### WHAT TO PRODUCE
Find the word "true" in the material below and gather every line that contains it.

### MATERIAL TO PROCESS
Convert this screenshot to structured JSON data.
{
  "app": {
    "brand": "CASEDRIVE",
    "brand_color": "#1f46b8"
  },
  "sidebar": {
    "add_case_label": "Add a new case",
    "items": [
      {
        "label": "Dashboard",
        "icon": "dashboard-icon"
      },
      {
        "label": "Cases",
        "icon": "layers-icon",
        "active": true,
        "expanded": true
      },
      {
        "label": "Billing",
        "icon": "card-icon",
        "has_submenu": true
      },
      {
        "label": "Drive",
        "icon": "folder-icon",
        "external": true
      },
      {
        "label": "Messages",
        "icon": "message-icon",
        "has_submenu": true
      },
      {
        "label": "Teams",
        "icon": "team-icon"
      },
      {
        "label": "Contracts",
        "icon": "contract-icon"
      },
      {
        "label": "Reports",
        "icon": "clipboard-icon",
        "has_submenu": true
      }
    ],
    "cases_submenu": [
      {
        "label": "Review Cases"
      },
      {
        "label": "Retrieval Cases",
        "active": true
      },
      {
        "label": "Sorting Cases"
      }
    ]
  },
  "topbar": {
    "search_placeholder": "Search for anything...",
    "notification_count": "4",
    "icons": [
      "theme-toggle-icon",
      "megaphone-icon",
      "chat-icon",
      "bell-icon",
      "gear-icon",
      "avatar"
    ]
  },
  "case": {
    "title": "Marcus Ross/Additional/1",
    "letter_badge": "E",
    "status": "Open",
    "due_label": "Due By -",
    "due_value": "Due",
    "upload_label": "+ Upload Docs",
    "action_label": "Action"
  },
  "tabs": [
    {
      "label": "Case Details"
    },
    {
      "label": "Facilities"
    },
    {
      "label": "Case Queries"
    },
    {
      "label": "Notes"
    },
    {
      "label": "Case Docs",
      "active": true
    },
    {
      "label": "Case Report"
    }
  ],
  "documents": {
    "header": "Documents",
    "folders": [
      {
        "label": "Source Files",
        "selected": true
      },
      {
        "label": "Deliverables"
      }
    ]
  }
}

### ANSWER TO THIS TASK
        "active": true,
        "expanded": true
        "has_submenu": true
        "external": true
        "has_submenu": true
        "has_submenu": true
        "active": true
      "active": true
        "selected": true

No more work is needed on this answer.